---------- Data for this exercise ----------
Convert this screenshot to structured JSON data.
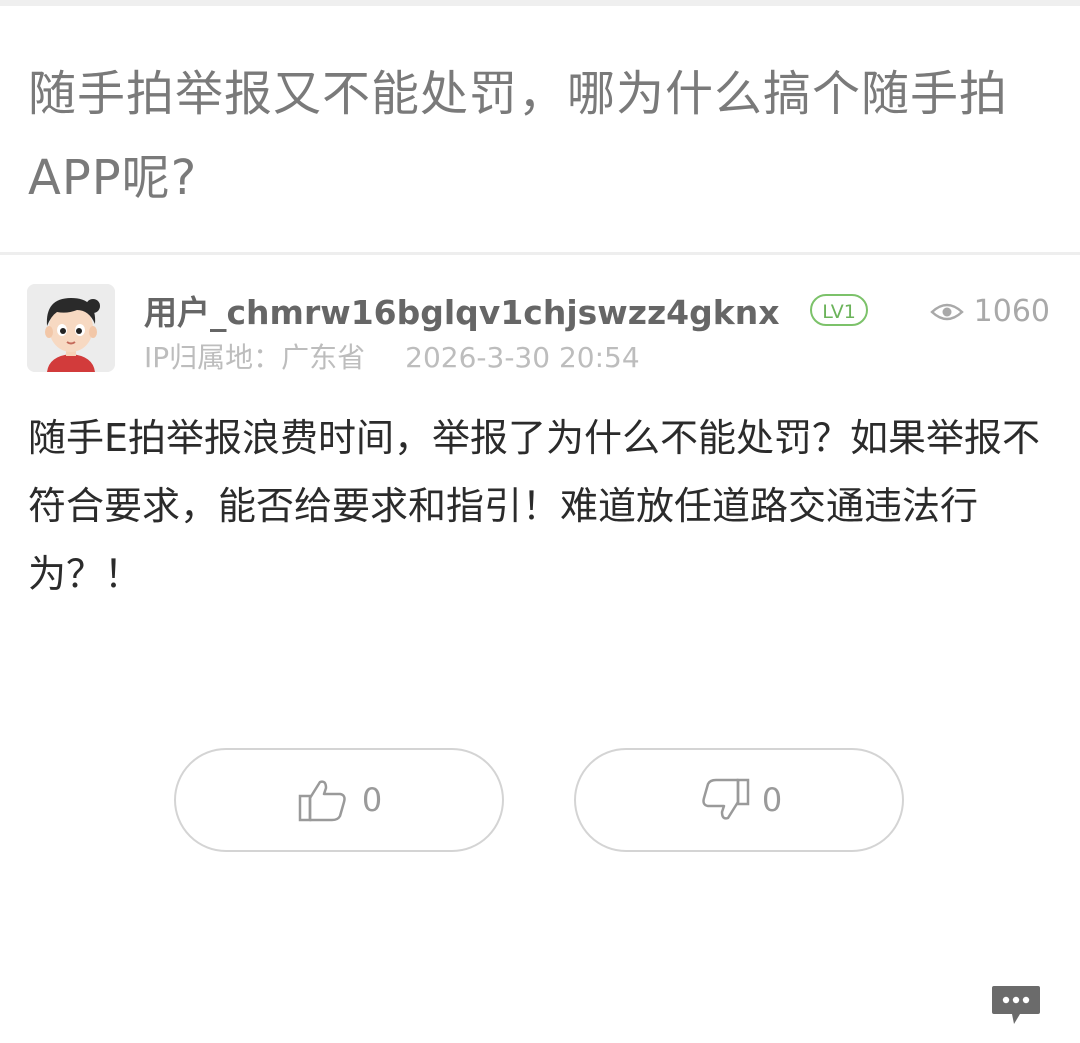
{
  "question": {
    "title": "随手拍举报又不能处罚，哪为什么搞个随手拍APP呢?"
  },
  "answer": {
    "username": "用户_chmrw16bglqv1chjswzz4gknx",
    "level": "LV1",
    "views": "1060",
    "ip_location": "IP归属地：广东省",
    "timestamp": "2026-3-30 20:54",
    "content": "随手E拍举报浪费时间，举报了为什么不能处罚？如果举报不符合要求，能否给要求和指引！难道放任道路交通违法行为？！",
    "likes": "0",
    "dislikes": "0"
  },
  "icons": {
    "avatar": "avatar-cartoon-boy",
    "views": "eye-icon",
    "like": "thumbs-up-icon",
    "dislike": "thumbs-down-icon",
    "comment": "comment-bubble-icon"
  },
  "colors": {
    "title": "#7a7a7a",
    "level_badge": "#7cc26a",
    "body_text": "#2b2b2b",
    "muted": "#bdbdbd"
  }
}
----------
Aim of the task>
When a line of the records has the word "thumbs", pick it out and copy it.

Exercise solution>
    "like": "thumbs-up-icon",
    "dislike": "thumbs-down-icon",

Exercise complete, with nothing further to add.